The glans, or head, of the penis is covered with very thin skin that contains numerous nerve-endings and is therefore very sensitive to touch. At birth the foreskin covers the glans and on its lower side it is tethered to the inner surface by the frenulum. The frenulum is the small piece of skin on the underside of the penis where the glans meets the shaft. It is also a very sensitive area.
The foreskin may be removed in a procedure known as circumcision. Circumcision is usually performed at a young age, for religious or hygiene reasons. The skin of the penis is thin and stretchy and loosely attached to the underlying tissues.
The penis itself is composed of erectile tissue and is richly supplied with sensory nerves. It is filled with a rich network of blood vessels and three cylindrical areas of spongy tissue. The spongy tissue remains empty when the penis is flaccid and it fills during erection.
The scrotum is the pouch of skin at the root of the penis that holds the testes. For healthy sperm to be produced the testes need to be kept at a temperature lower than the rest of the body. Under the skin of the scrotum is a muscle that contracts in response to cold or exercise, in order to maintain the ideal temperature.
The testicles have two functions:
- To produce sperm
- To produce male hormones, primarily testosterone.
- Production of sperm continues throughout a man's life, unless there is a problem with infertility.
When the sperm have been produced they move to a large tube called the Epididymis, where they continue to mature for six weeks.The Vas Deferens
The Vas Deferens are the tubes that carry sperm from the Epididymis to the urethra and penis. The Bladder
The bladder holds urine. There is a valve at the base of the bladder that closes when the penis is erect to prevent urination. The Seminal Vesicles
The seminal vesicles produce and store semen. The sperm are supported and nourished by this sticky fluid that forms part of the ejaculate.The Prostate Gland
The prostate gland is situated just below the neck of the bladder. It produces secretions that form part of the seminal fluid during ejaculation, and pushes the ejaculate (semen and sperm) out of the penis when the man has an orgasm. The Cowpers' Gland
These glands are on either side of the urethra. They contain a clear alkaline fluid that cleans the urethra of any urine before ejaculation. This fluid also acts as a lubricant. This fluid is called pre-ejaculate (pre-cum) but may also contain a few sperm. The Urethra

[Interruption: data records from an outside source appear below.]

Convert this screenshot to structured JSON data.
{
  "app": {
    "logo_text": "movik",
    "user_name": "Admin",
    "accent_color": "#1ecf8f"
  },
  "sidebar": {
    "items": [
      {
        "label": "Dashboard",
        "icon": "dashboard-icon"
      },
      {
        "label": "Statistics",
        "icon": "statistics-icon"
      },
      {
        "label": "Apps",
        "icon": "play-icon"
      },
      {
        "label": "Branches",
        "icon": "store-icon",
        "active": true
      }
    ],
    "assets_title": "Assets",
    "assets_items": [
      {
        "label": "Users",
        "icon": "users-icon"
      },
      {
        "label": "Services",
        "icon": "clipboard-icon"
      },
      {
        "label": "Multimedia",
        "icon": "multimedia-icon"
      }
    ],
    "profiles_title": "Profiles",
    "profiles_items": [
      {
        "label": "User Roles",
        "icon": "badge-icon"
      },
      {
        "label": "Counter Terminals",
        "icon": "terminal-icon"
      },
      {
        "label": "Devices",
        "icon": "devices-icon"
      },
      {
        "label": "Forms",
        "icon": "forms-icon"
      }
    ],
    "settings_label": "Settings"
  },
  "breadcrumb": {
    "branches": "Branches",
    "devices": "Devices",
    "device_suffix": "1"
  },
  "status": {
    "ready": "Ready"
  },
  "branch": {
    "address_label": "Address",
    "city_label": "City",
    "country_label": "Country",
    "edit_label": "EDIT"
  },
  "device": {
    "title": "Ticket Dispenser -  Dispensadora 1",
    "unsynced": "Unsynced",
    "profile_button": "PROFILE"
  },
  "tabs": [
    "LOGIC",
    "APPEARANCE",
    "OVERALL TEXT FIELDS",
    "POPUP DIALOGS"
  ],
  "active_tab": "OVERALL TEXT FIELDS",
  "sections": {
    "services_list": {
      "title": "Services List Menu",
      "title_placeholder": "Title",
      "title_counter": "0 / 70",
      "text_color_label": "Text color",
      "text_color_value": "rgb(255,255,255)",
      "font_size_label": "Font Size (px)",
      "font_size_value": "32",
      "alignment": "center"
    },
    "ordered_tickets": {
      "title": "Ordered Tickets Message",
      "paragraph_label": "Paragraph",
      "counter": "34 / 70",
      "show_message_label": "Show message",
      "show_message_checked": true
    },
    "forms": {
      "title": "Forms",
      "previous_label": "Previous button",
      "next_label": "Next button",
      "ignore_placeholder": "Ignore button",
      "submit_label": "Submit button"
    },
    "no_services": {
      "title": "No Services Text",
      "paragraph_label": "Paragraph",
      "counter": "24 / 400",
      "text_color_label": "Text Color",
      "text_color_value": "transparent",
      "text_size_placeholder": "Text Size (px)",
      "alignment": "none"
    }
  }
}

The urethra is the tube that runs from the bladder and seminal vesicles to the opening at the head of the penis. Semen, urine and pre-ejaculate pass down the urethra.